Task statement: Tally the lines below that contain the word "after". Only the number should be returned.
Provided records section start
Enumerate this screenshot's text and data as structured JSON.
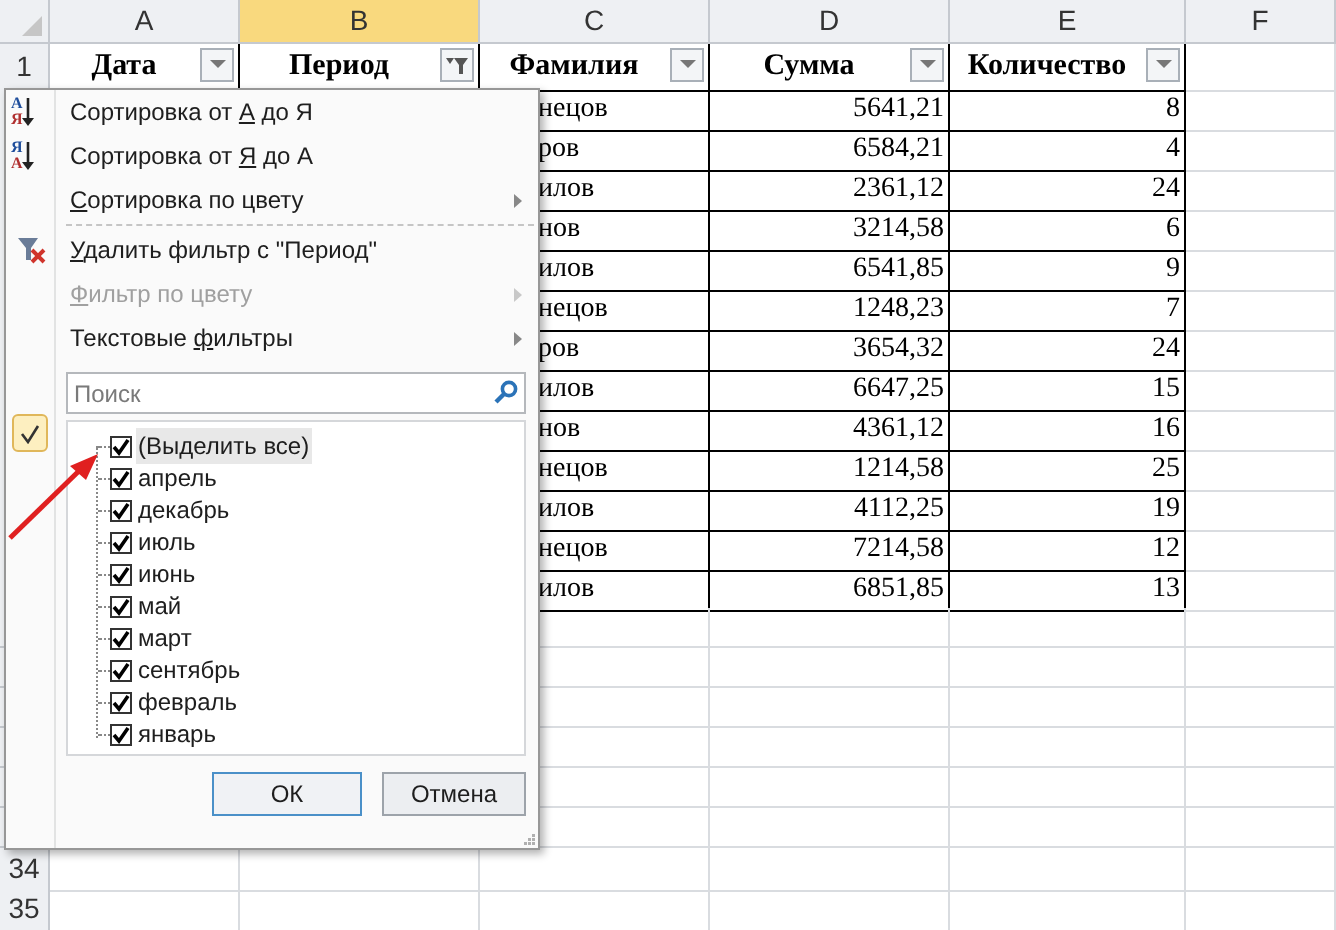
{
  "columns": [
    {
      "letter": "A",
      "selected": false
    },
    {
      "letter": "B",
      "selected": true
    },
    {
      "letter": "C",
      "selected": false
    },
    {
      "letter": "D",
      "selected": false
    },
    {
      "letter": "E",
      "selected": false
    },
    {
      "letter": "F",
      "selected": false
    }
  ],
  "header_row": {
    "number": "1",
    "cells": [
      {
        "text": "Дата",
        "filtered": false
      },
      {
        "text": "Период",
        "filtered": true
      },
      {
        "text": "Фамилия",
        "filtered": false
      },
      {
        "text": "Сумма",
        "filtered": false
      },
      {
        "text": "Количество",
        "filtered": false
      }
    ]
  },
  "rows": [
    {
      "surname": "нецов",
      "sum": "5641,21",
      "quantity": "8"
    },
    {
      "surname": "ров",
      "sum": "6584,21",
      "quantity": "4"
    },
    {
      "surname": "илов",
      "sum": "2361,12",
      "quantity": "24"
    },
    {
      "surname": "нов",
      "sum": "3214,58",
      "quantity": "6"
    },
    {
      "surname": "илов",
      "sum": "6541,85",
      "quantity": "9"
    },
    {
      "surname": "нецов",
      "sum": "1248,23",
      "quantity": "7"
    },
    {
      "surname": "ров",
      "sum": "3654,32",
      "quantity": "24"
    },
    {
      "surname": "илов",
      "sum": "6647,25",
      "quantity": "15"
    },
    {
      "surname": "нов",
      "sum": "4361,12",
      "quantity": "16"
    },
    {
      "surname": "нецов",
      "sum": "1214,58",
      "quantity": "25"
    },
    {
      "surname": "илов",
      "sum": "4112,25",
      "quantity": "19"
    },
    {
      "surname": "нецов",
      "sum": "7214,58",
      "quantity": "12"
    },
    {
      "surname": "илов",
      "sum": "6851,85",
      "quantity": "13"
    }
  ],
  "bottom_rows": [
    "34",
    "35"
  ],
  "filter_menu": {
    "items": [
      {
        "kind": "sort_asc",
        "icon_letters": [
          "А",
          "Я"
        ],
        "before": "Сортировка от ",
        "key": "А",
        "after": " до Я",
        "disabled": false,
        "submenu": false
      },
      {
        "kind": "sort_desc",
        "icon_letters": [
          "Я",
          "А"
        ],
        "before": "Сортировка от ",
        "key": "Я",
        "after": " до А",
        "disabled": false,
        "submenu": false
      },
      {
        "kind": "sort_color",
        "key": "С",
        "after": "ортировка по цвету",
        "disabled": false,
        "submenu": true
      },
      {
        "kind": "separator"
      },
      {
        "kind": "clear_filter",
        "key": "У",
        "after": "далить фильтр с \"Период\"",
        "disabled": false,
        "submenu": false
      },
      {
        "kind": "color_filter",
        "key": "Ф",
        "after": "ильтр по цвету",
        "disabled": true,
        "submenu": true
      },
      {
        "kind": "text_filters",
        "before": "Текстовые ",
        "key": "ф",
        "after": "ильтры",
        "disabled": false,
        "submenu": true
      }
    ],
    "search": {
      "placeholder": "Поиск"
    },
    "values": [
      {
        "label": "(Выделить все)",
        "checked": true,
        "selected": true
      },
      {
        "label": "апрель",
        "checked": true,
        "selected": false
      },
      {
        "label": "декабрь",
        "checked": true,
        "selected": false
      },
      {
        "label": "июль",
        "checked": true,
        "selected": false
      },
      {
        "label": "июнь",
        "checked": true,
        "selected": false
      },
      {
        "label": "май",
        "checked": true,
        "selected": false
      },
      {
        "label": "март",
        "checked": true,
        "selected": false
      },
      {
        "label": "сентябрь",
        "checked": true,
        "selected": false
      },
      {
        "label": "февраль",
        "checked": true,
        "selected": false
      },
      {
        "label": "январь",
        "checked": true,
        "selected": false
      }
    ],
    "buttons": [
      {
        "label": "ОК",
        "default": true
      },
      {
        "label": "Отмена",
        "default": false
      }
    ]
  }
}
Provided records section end
Written answer: 6